## PROBLEM TO SOLVE:
With pictures removed, the data below should be returned exactly.

## ENTRIES SUPPLIED:
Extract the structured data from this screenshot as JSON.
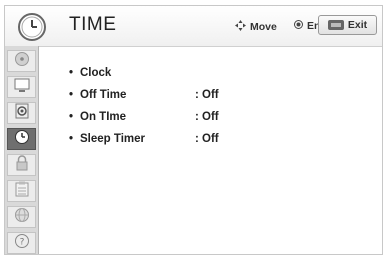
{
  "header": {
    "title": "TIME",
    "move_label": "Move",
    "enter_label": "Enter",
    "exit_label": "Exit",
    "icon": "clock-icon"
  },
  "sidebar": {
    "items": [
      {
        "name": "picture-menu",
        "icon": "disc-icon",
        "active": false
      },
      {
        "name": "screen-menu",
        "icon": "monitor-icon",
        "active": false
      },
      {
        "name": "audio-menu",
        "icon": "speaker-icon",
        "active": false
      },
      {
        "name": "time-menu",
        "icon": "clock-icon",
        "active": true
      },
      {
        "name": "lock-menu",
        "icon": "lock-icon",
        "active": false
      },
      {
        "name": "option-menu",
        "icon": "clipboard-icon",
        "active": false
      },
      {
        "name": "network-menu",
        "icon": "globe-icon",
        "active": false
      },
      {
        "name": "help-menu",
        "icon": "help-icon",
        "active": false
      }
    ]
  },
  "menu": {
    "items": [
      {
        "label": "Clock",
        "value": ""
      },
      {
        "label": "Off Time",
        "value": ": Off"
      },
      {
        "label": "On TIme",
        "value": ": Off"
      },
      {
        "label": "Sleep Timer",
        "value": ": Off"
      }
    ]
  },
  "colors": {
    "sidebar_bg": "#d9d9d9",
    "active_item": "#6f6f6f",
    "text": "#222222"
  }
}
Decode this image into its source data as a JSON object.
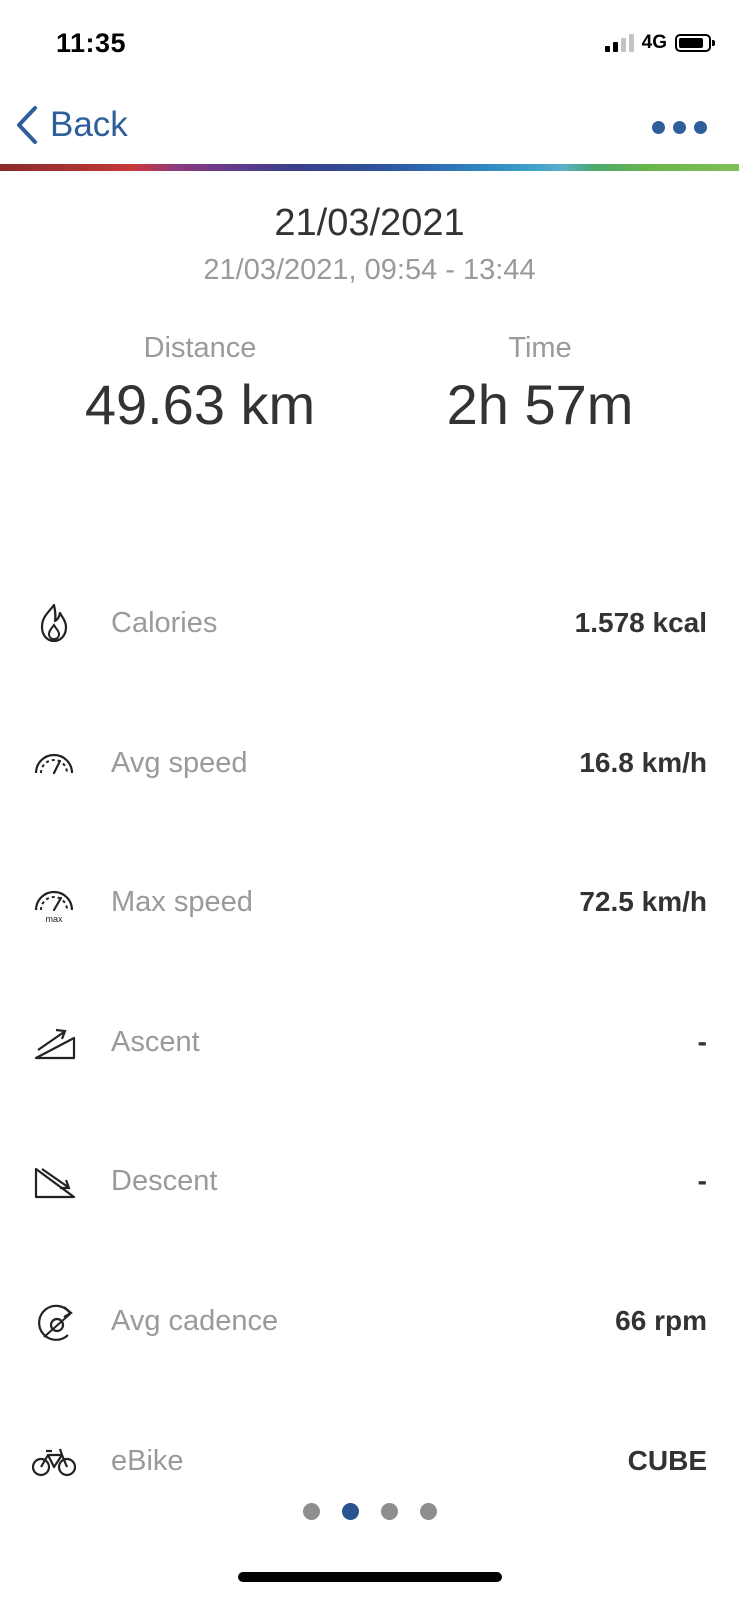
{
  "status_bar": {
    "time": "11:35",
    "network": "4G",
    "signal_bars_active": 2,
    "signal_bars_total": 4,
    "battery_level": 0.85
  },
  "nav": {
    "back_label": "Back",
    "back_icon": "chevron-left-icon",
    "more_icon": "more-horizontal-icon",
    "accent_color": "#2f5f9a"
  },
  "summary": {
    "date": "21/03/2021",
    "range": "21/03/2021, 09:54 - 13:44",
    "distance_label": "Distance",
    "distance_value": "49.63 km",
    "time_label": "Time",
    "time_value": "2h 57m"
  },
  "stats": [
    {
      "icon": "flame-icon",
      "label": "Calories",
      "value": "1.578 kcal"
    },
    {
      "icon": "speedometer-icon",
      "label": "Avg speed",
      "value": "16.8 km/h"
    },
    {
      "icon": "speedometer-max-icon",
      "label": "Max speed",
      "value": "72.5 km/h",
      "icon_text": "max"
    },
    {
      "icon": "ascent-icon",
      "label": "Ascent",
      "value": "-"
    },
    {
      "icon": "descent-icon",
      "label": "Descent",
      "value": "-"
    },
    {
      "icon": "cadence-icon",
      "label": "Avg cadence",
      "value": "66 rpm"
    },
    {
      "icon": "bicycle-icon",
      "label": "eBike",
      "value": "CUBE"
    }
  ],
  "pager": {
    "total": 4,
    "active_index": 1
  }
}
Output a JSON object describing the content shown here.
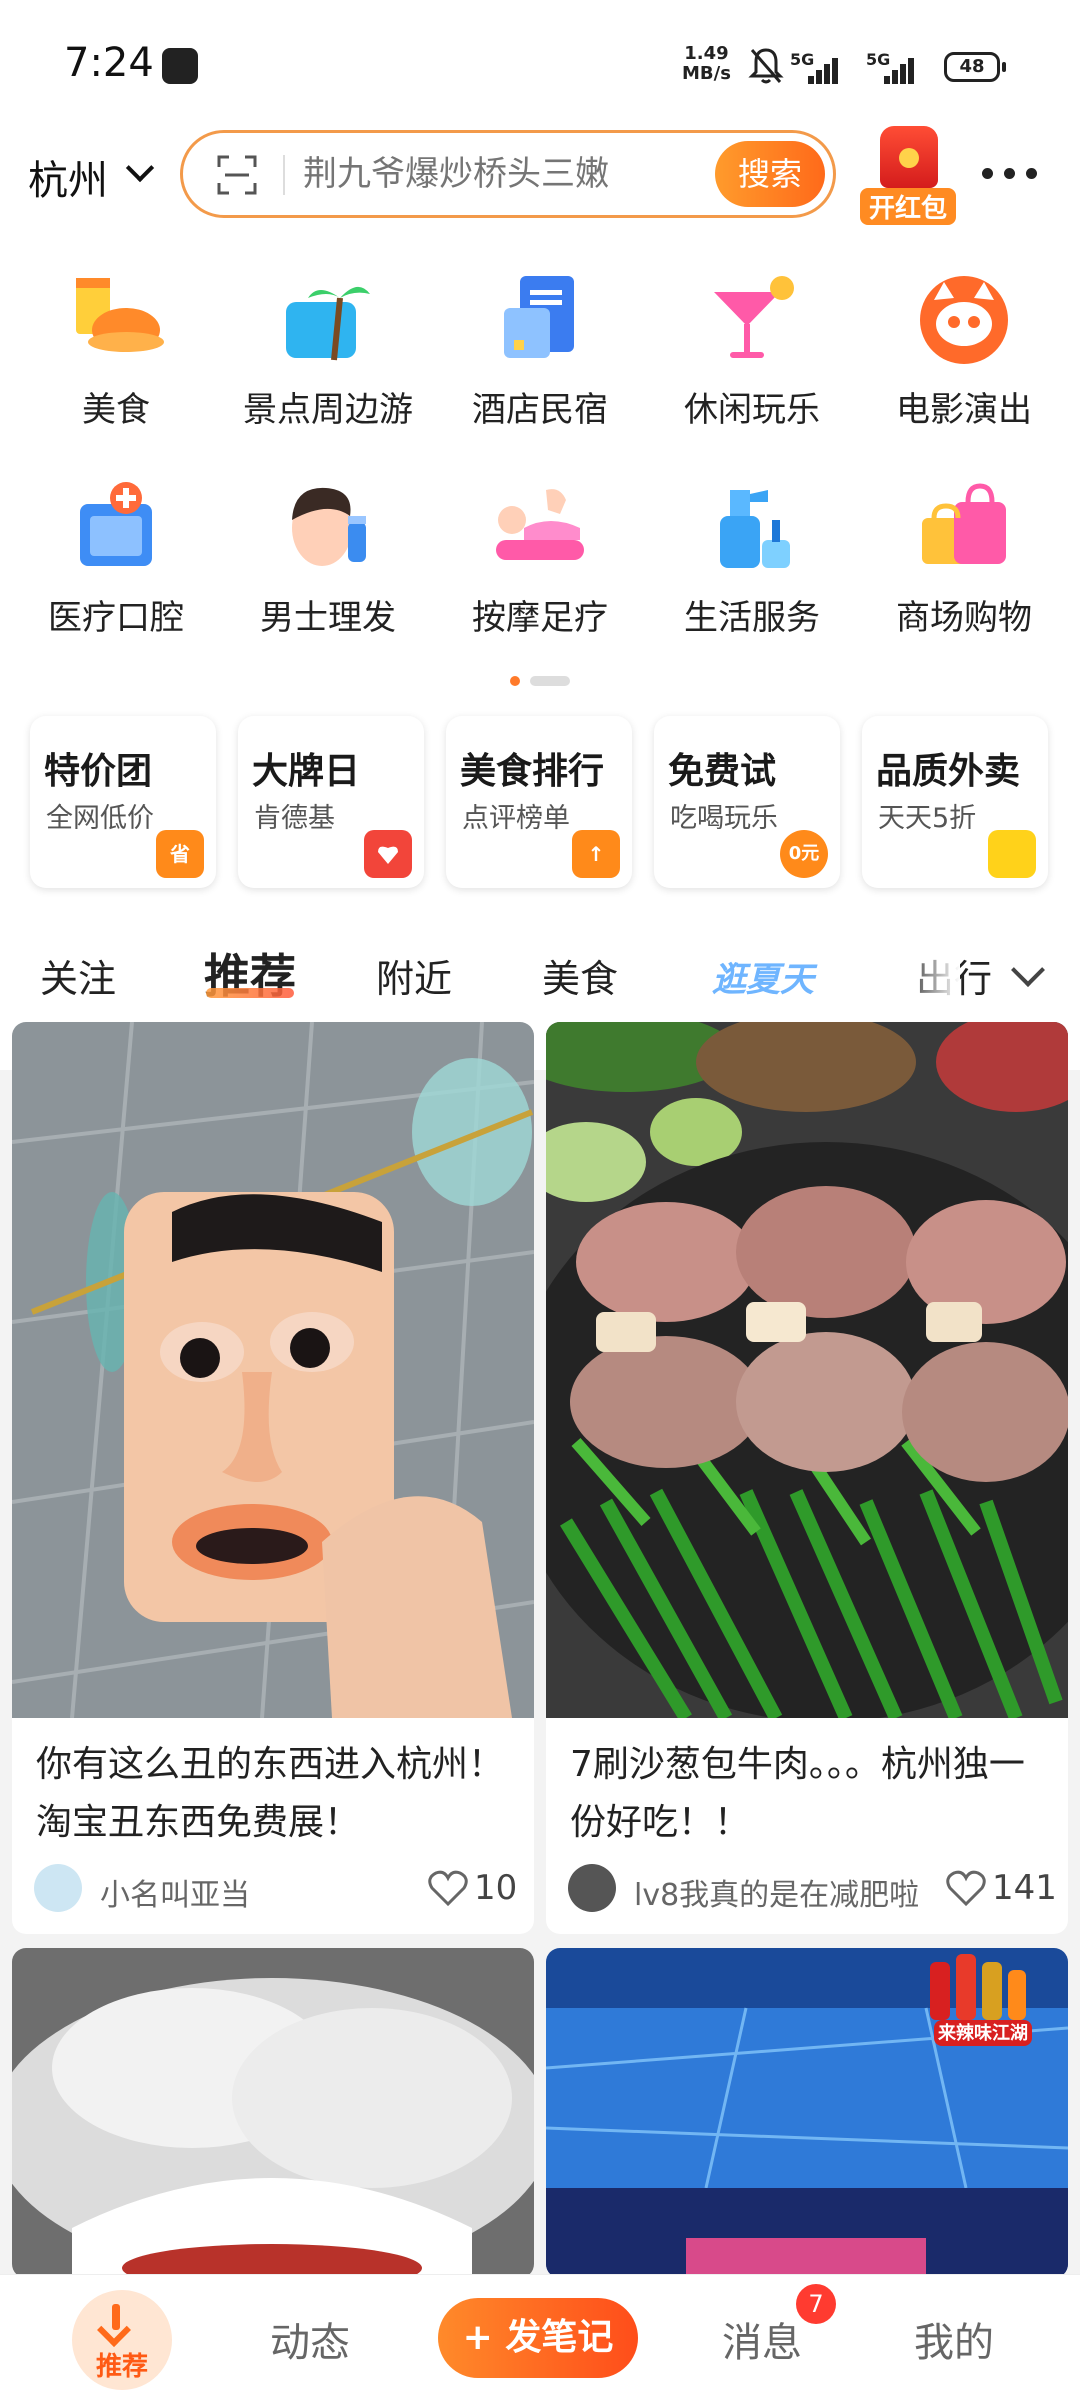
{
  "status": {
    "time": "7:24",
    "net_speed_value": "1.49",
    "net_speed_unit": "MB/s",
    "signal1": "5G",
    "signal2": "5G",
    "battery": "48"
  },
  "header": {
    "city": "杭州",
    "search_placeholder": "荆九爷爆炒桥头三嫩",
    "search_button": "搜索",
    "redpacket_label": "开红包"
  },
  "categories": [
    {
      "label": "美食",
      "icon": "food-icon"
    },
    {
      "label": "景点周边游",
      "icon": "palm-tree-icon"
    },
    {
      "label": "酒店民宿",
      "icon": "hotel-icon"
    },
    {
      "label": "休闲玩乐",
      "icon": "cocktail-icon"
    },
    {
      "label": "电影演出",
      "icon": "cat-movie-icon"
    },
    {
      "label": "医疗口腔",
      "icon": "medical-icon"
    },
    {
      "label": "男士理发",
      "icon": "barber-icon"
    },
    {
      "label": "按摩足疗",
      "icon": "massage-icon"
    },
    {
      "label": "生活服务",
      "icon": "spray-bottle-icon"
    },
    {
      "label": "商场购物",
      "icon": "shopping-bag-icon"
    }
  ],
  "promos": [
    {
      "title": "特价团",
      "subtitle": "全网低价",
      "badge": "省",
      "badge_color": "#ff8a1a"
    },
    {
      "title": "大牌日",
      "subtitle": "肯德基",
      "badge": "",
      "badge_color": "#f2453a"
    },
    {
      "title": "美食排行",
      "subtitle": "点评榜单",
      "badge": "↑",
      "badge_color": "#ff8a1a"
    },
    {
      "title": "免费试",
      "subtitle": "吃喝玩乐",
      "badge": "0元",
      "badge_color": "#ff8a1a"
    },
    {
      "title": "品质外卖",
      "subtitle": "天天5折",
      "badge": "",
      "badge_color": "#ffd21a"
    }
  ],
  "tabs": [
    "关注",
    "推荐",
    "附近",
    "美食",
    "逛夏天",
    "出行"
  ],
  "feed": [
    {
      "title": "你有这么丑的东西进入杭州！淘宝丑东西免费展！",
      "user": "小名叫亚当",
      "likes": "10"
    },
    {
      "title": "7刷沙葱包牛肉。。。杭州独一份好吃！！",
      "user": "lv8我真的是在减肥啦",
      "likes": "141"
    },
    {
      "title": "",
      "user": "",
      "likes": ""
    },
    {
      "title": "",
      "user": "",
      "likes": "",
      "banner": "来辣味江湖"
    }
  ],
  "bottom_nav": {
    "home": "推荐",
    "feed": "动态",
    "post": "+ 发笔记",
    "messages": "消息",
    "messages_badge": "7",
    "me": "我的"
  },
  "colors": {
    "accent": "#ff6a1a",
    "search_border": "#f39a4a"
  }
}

## ANSWER TO THIS PROBLEM:
Extract the structured data from this screenshot as JSON.
{
  "header": {
    "title": "TIME",
    "move_label": "Move",
    "enter_label": "Enter",
    "exit_label": "Exit",
    "icon": "clock-icon"
  },
  "sidebar": {
    "items": [
      {
        "name": "picture-menu",
        "icon": "disc-icon",
        "active": false
      },
      {
        "name": "screen-menu",
        "icon": "monitor-icon",
        "active": false
      },
      {
        "name": "audio-menu",
        "icon": "speaker-icon",
        "active": false
      },
      {
        "name": "time-menu",
        "icon": "clock-icon",
        "active": true
      },
      {
        "name": "lock-menu",
        "icon": "lock-icon",
        "active": false
      },
      {
        "name": "option-menu",
        "icon": "clipboard-icon",
        "active": false
      },
      {
        "name": "network-menu",
        "icon": "globe-icon",
        "active": false
      },
      {
        "name": "help-menu",
        "icon": "help-icon",
        "active": false
      }
    ]
  },
  "menu": {
    "items": [
      {
        "label": "Clock",
        "value": ""
      },
      {
        "label": "Off Time",
        "value": ": Off"
      },
      {
        "label": "On TIme",
        "value": ": Off"
      },
      {
        "label": "Sleep Timer",
        "value": ": Off"
      }
    ]
  },
  "colors": {
    "sidebar_bg": "#d9d9d9",
    "active_item": "#6f6f6f",
    "text": "#222222"
  }
}
Decode this image into its source data as a JSON object.
{
  "status_bar": {
    "time": "11:35",
    "network": "4G",
    "signal_bars_active": 2,
    "signal_bars_total": 4,
    "battery_level": 0.85
  },
  "nav": {
    "back_label": "Back",
    "back_icon": "chevron-left-icon",
    "more_icon": "more-horizontal-icon",
    "accent_color": "#2f5f9a"
  },
  "summary": {
    "date": "21/03/2021",
    "range": "21/03/2021, 09:54 - 13:44",
    "distance_label": "Distance",
    "distance_value": "49.63 km",
    "time_label": "Time",
    "time_value": "2h 57m"
  },
  "stats": [
    {
      "icon": "flame-icon",
      "label": "Calories",
      "value": "1.578 kcal"
    },
    {
      "icon": "speedometer-icon",
      "label": "Avg speed",
      "value": "16.8 km/h"
    },
    {
      "icon": "speedometer-max-icon",
      "label": "Max speed",
      "value": "72.5 km/h",
      "icon_text": "max"
    },
    {
      "icon": "ascent-icon",
      "label": "Ascent",
      "value": "-"
    },
    {
      "icon": "descent-icon",
      "label": "Descent",
      "value": "-"
    },
    {
      "icon": "cadence-icon",
      "label": "Avg cadence",
      "value": "66 rpm"
    },
    {
      "icon": "bicycle-icon",
      "label": "eBike",
      "value": "CUBE"
    }
  ],
  "pager": {
    "total": 4,
    "active_index": 1
  }
}
Output a JSON object describing the content shown here.
{
  "status": {
    "time": "7:24",
    "net_speed_value": "1.49",
    "net_speed_unit": "MB/s",
    "signal1": "5G",
    "signal2": "5G",
    "battery": "48"
  },
  "header": {
    "city": "杭州",
    "search_placeholder": "荆九爷爆炒桥头三嫩",
    "search_button": "搜索",
    "redpacket_label": "开红包"
  },
  "categories": [
    {
      "label": "美食",
      "icon": "food-icon"
    },
    {
      "label": "景点周边游",
      "icon": "palm-tree-icon"
    },
    {
      "label": "酒店民宿",
      "icon": "hotel-icon"
    },
    {
      "label": "休闲玩乐",
      "icon": "cocktail-icon"
    },
    {
      "label": "电影演出",
      "icon": "cat-movie-icon"
    },
    {
      "label": "医疗口腔",
      "icon": "medical-icon"
    },
    {
      "label": "男士理发",
      "icon": "barber-icon"
    },
    {
      "label": "按摩足疗",
      "icon": "massage-icon"
    },
    {
      "label": "生活服务",
      "icon": "spray-bottle-icon"
    },
    {
      "label": "商场购物",
      "icon": "shopping-bag-icon"
    }
  ],
  "promos": [
    {
      "title": "特价团",
      "subtitle": "全网低价",
      "badge": "省",
      "badge_color": "#ff8a1a"
    },
    {
      "title": "大牌日",
      "subtitle": "肯德基",
      "badge": "",
      "badge_color": "#f2453a"
    },
    {
      "title": "美食排行",
      "subtitle": "点评榜单",
      "badge": "↑",
      "badge_color": "#ff8a1a"
    },
    {
      "title": "免费试",
      "subtitle": "吃喝玩乐",
      "badge": "0元",
      "badge_color": "#ff8a1a"
    },
    {
      "title": "品质外卖",
      "subtitle": "天天5折",
      "badge": "",
      "badge_color": "#ffd21a"
    }
  ],
  "tabs": [
    "关注",
    "推荐",
    "附近",
    "美食",
    "逛夏天",
    "出行"
  ],
  "feed": [
    {
      "title": "你有这么丑的东西进入杭州！淘宝丑东西免费展！",
      "user": "小名叫亚当",
      "likes": "10"
    },
    {
      "title": "7刷沙葱包牛肉。。。杭州独一份好吃！！",
      "user": "lv8我真的是在减肥啦",
      "likes": "141"
    },
    {
      "title": "",
      "user": "",
      "likes": ""
    },
    {
      "title": "",
      "user": "",
      "likes": "",
      "banner": "来辣味江湖"
    }
  ],
  "bottom_nav": {
    "home": "推荐",
    "feed": "动态",
    "post": "+ 发笔记",
    "messages": "消息",
    "messages_badge": "7",
    "me": "我的"
  },
  "colors": {
    "accent": "#ff6a1a",
    "search_border": "#f39a4a"
  }
}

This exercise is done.